Entries from a dataset of interfaces:
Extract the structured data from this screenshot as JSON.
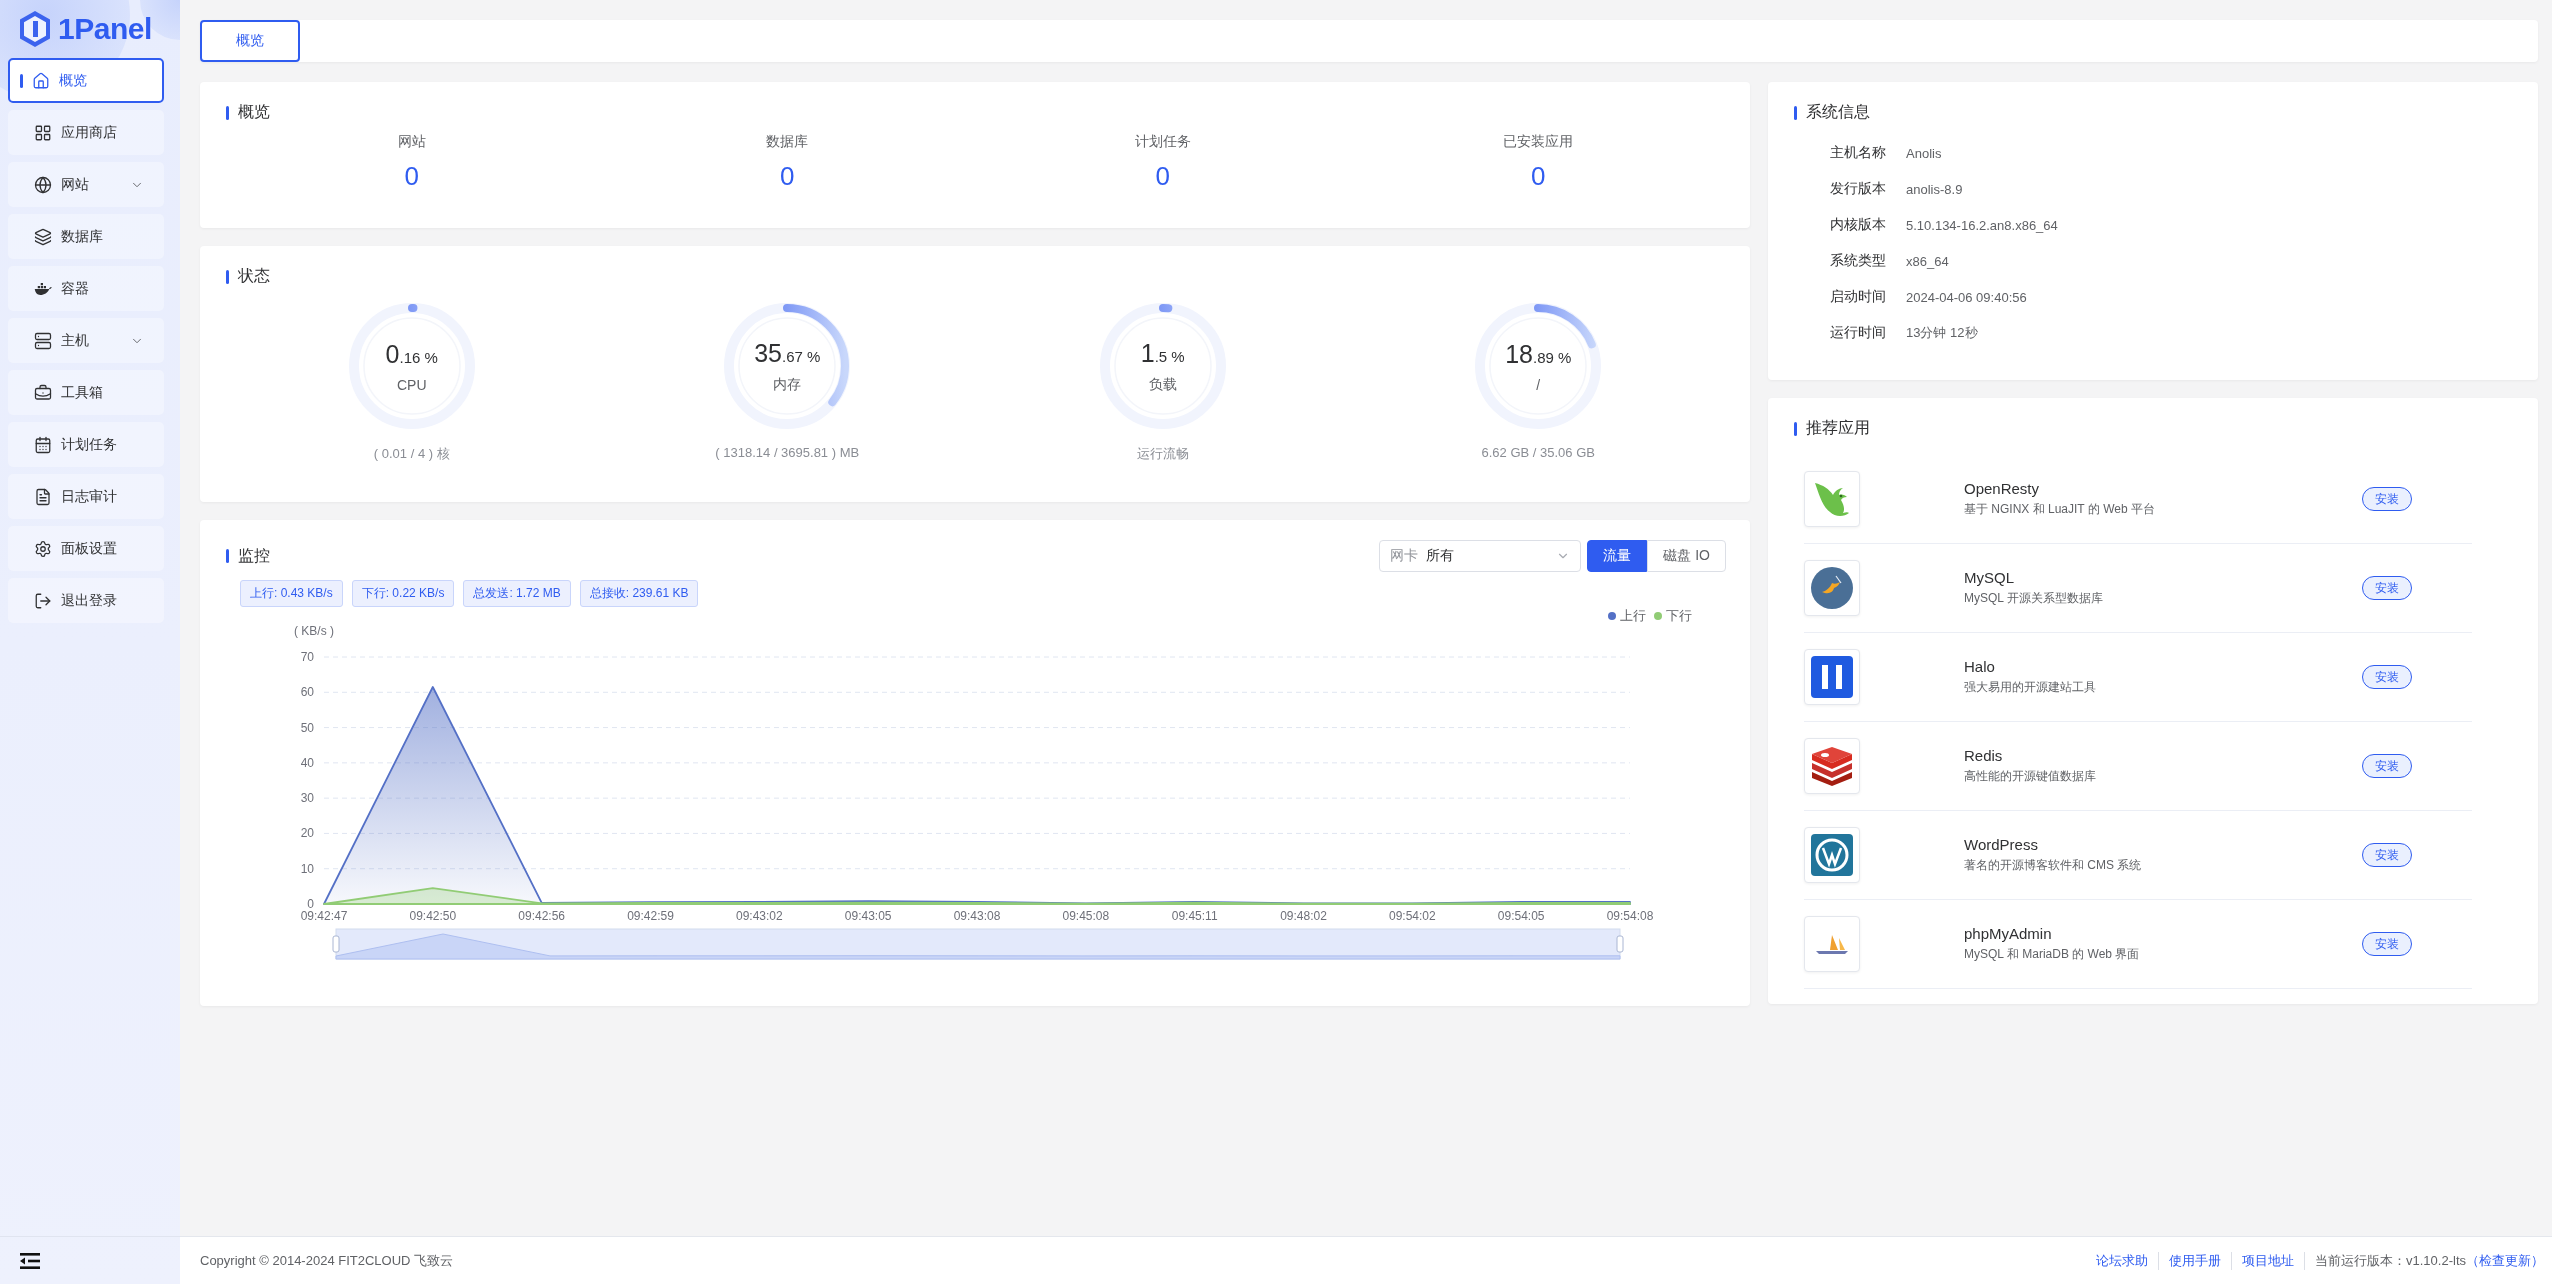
{
  "brand": {
    "name": "1Panel"
  },
  "sidebar": {
    "items": [
      {
        "label": "概览",
        "selected": true,
        "has_submenu": false
      },
      {
        "label": "应用商店",
        "selected": false,
        "has_submenu": false
      },
      {
        "label": "网站",
        "selected": false,
        "has_submenu": true
      },
      {
        "label": "数据库",
        "selected": false,
        "has_submenu": false
      },
      {
        "label": "容器",
        "selected": false,
        "has_submenu": false
      },
      {
        "label": "主机",
        "selected": false,
        "has_submenu": true
      },
      {
        "label": "工具箱",
        "selected": false,
        "has_submenu": false
      },
      {
        "label": "计划任务",
        "selected": false,
        "has_submenu": false
      },
      {
        "label": "日志审计",
        "selected": false,
        "has_submenu": false
      },
      {
        "label": "面板设置",
        "selected": false,
        "has_submenu": false
      },
      {
        "label": "退出登录",
        "selected": false,
        "has_submenu": false
      }
    ]
  },
  "top_tabs": [
    {
      "label": "概览",
      "selected": true
    }
  ],
  "overview": {
    "title": "概览",
    "stats": [
      {
        "label": "网站",
        "value": "0"
      },
      {
        "label": "数据库",
        "value": "0"
      },
      {
        "label": "计划任务",
        "value": "0"
      },
      {
        "label": "已安装应用",
        "value": "0"
      }
    ]
  },
  "status": {
    "title": "状态",
    "gauges": [
      {
        "integer": "0",
        "fraction": ".16 %",
        "label": "CPU",
        "level": 0.0016,
        "detail": "( 0.01 / 4 ) 核"
      },
      {
        "integer": "35",
        "fraction": ".67 %",
        "label": "内存",
        "level": 0.3567,
        "detail": "( 1318.14 / 3695.81 ) MB"
      },
      {
        "integer": "1",
        "fraction": ".5 %",
        "label": "负载",
        "level": 0.015,
        "detail": "运行流畅"
      },
      {
        "integer": "18",
        "fraction": ".89 %",
        "label": "/",
        "level": 0.1889,
        "detail": "6.62 GB / 35.06 GB"
      }
    ]
  },
  "monitor": {
    "title": "监控",
    "nic_select": {
      "label": "网卡",
      "value": "所有"
    },
    "modes": [
      {
        "label": "流量",
        "selected": true
      },
      {
        "label": "磁盘 IO",
        "selected": false
      }
    ],
    "tags": [
      "上行: 0.43 KB/s",
      "下行: 0.22 KB/s",
      "总发送: 1.72 MB",
      "总接收: 239.61 KB"
    ],
    "chart_data": {
      "type": "area",
      "ylabel": "( KB/s )",
      "categories": [
        "09:42:47",
        "09:42:50",
        "09:42:56",
        "09:42:59",
        "09:43:02",
        "09:43:05",
        "09:43:08",
        "09:45:08",
        "09:45:11",
        "09:48:02",
        "09:54:02",
        "09:54:05",
        "09:54:08"
      ],
      "series": [
        {
          "name": "上行",
          "color": "#5470c6",
          "values": [
            0,
            61.5,
            0.3,
            0.5,
            0.6,
            0.8,
            0.6,
            0.2,
            0.6,
            0.2,
            0.2,
            0.6,
            0.6
          ]
        },
        {
          "name": "下行",
          "color": "#91cc75",
          "values": [
            0,
            4.5,
            0.2,
            0.3,
            0.3,
            0.4,
            0.3,
            0.1,
            0.4,
            0.1,
            0.1,
            0.3,
            0.3
          ]
        }
      ],
      "ylim": [
        0,
        70
      ],
      "grid": true,
      "yticks": [
        0,
        10,
        20,
        30,
        40,
        50,
        60,
        70
      ]
    }
  },
  "system_info": {
    "title": "系统信息",
    "rows": [
      {
        "label": "主机名称",
        "value": "Anolis"
      },
      {
        "label": "发行版本",
        "value": "anolis-8.9"
      },
      {
        "label": "内核版本",
        "value": "5.10.134-16.2.an8.x86_64"
      },
      {
        "label": "系统类型",
        "value": "x86_64"
      },
      {
        "label": "启动时间",
        "value": "2024-04-06 09:40:56"
      },
      {
        "label": "运行时间",
        "value": "13分钟 12秒"
      }
    ]
  },
  "recommended": {
    "title": "推荐应用",
    "apps": [
      {
        "name": "OpenResty",
        "description": "基于 NGINX 和 LuaJIT 的 Web 平台",
        "action": "安装"
      },
      {
        "name": "MySQL",
        "description": "MySQL 开源关系型数据库",
        "action": "安装"
      },
      {
        "name": "Halo",
        "description": "强大易用的开源建站工具",
        "action": "安装"
      },
      {
        "name": "Redis",
        "description": "高性能的开源键值数据库",
        "action": "安装"
      },
      {
        "name": "WordPress",
        "description": "著名的开源博客软件和 CMS 系统",
        "action": "安装"
      },
      {
        "name": "phpMyAdmin",
        "description": "MySQL 和 MariaDB 的 Web 界面",
        "action": "安装"
      }
    ]
  },
  "footer": {
    "copyright": "Copyright © 2014-2024 FIT2CLOUD 飞致云",
    "links": [
      "论坛求助",
      "使用手册",
      "项目地址"
    ],
    "version": "当前运行版本：v1.10.2-lts",
    "update_link": "（检查更新）"
  }
}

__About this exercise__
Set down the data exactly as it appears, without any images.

__The answer__
Extract the structured data from this screenshot as JSON.
{
  "brand": {
    "name": "1Panel"
  },
  "sidebar": {
    "items": [
      {
        "label": "概览",
        "selected": true,
        "has_submenu": false
      },
      {
        "label": "应用商店",
        "selected": false,
        "has_submenu": false
      },
      {
        "label": "网站",
        "selected": false,
        "has_submenu": true
      },
      {
        "label": "数据库",
        "selected": false,
        "has_submenu": false
      },
      {
        "label": "容器",
        "selected": false,
        "has_submenu": false
      },
      {
        "label": "主机",
        "selected": false,
        "has_submenu": true
      },
      {
        "label": "工具箱",
        "selected": false,
        "has_submenu": false
      },
      {
        "label": "计划任务",
        "selected": false,
        "has_submenu": false
      },
      {
        "label": "日志审计",
        "selected": false,
        "has_submenu": false
      },
      {
        "label": "面板设置",
        "selected": false,
        "has_submenu": false
      },
      {
        "label": "退出登录",
        "selected": false,
        "has_submenu": false
      }
    ]
  },
  "top_tabs": [
    {
      "label": "概览",
      "selected": true
    }
  ],
  "overview": {
    "title": "概览",
    "stats": [
      {
        "label": "网站",
        "value": "0"
      },
      {
        "label": "数据库",
        "value": "0"
      },
      {
        "label": "计划任务",
        "value": "0"
      },
      {
        "label": "已安装应用",
        "value": "0"
      }
    ]
  },
  "status": {
    "title": "状态",
    "gauges": [
      {
        "integer": "0",
        "fraction": ".16 %",
        "label": "CPU",
        "level": 0.0016,
        "detail": "( 0.01 / 4 ) 核"
      },
      {
        "integer": "35",
        "fraction": ".67 %",
        "label": "内存",
        "level": 0.3567,
        "detail": "( 1318.14 / 3695.81 ) MB"
      },
      {
        "integer": "1",
        "fraction": ".5 %",
        "label": "负载",
        "level": 0.015,
        "detail": "运行流畅"
      },
      {
        "integer": "18",
        "fraction": ".89 %",
        "label": "/",
        "level": 0.1889,
        "detail": "6.62 GB / 35.06 GB"
      }
    ]
  },
  "monitor": {
    "title": "监控",
    "nic_select": {
      "label": "网卡",
      "value": "所有"
    },
    "modes": [
      {
        "label": "流量",
        "selected": true
      },
      {
        "label": "磁盘 IO",
        "selected": false
      }
    ],
    "tags": [
      "上行: 0.43 KB/s",
      "下行: 0.22 KB/s",
      "总发送: 1.72 MB",
      "总接收: 239.61 KB"
    ],
    "chart_data": {
      "type": "area",
      "ylabel": "( KB/s )",
      "categories": [
        "09:42:47",
        "09:42:50",
        "09:42:56",
        "09:42:59",
        "09:43:02",
        "09:43:05",
        "09:43:08",
        "09:45:08",
        "09:45:11",
        "09:48:02",
        "09:54:02",
        "09:54:05",
        "09:54:08"
      ],
      "series": [
        {
          "name": "上行",
          "color": "#5470c6",
          "values": [
            0,
            61.5,
            0.3,
            0.5,
            0.6,
            0.8,
            0.6,
            0.2,
            0.6,
            0.2,
            0.2,
            0.6,
            0.6
          ]
        },
        {
          "name": "下行",
          "color": "#91cc75",
          "values": [
            0,
            4.5,
            0.2,
            0.3,
            0.3,
            0.4,
            0.3,
            0.1,
            0.4,
            0.1,
            0.1,
            0.3,
            0.3
          ]
        }
      ],
      "ylim": [
        0,
        70
      ],
      "grid": true,
      "yticks": [
        0,
        10,
        20,
        30,
        40,
        50,
        60,
        70
      ]
    }
  },
  "system_info": {
    "title": "系统信息",
    "rows": [
      {
        "label": "主机名称",
        "value": "Anolis"
      },
      {
        "label": "发行版本",
        "value": "anolis-8.9"
      },
      {
        "label": "内核版本",
        "value": "5.10.134-16.2.an8.x86_64"
      },
      {
        "label": "系统类型",
        "value": "x86_64"
      },
      {
        "label": "启动时间",
        "value": "2024-04-06 09:40:56"
      },
      {
        "label": "运行时间",
        "value": "13分钟 12秒"
      }
    ]
  },
  "recommended": {
    "title": "推荐应用",
    "apps": [
      {
        "name": "OpenResty",
        "description": "基于 NGINX 和 LuaJIT 的 Web 平台",
        "action": "安装"
      },
      {
        "name": "MySQL",
        "description": "MySQL 开源关系型数据库",
        "action": "安装"
      },
      {
        "name": "Halo",
        "description": "强大易用的开源建站工具",
        "action": "安装"
      },
      {
        "name": "Redis",
        "description": "高性能的开源键值数据库",
        "action": "安装"
      },
      {
        "name": "WordPress",
        "description": "著名的开源博客软件和 CMS 系统",
        "action": "安装"
      },
      {
        "name": "phpMyAdmin",
        "description": "MySQL 和 MariaDB 的 Web 界面",
        "action": "安装"
      }
    ]
  },
  "footer": {
    "copyright": "Copyright © 2014-2024 FIT2CLOUD 飞致云",
    "links": [
      "论坛求助",
      "使用手册",
      "项目地址"
    ],
    "version": "当前运行版本：v1.10.2-lts",
    "update_link": "（检查更新）"
  }
}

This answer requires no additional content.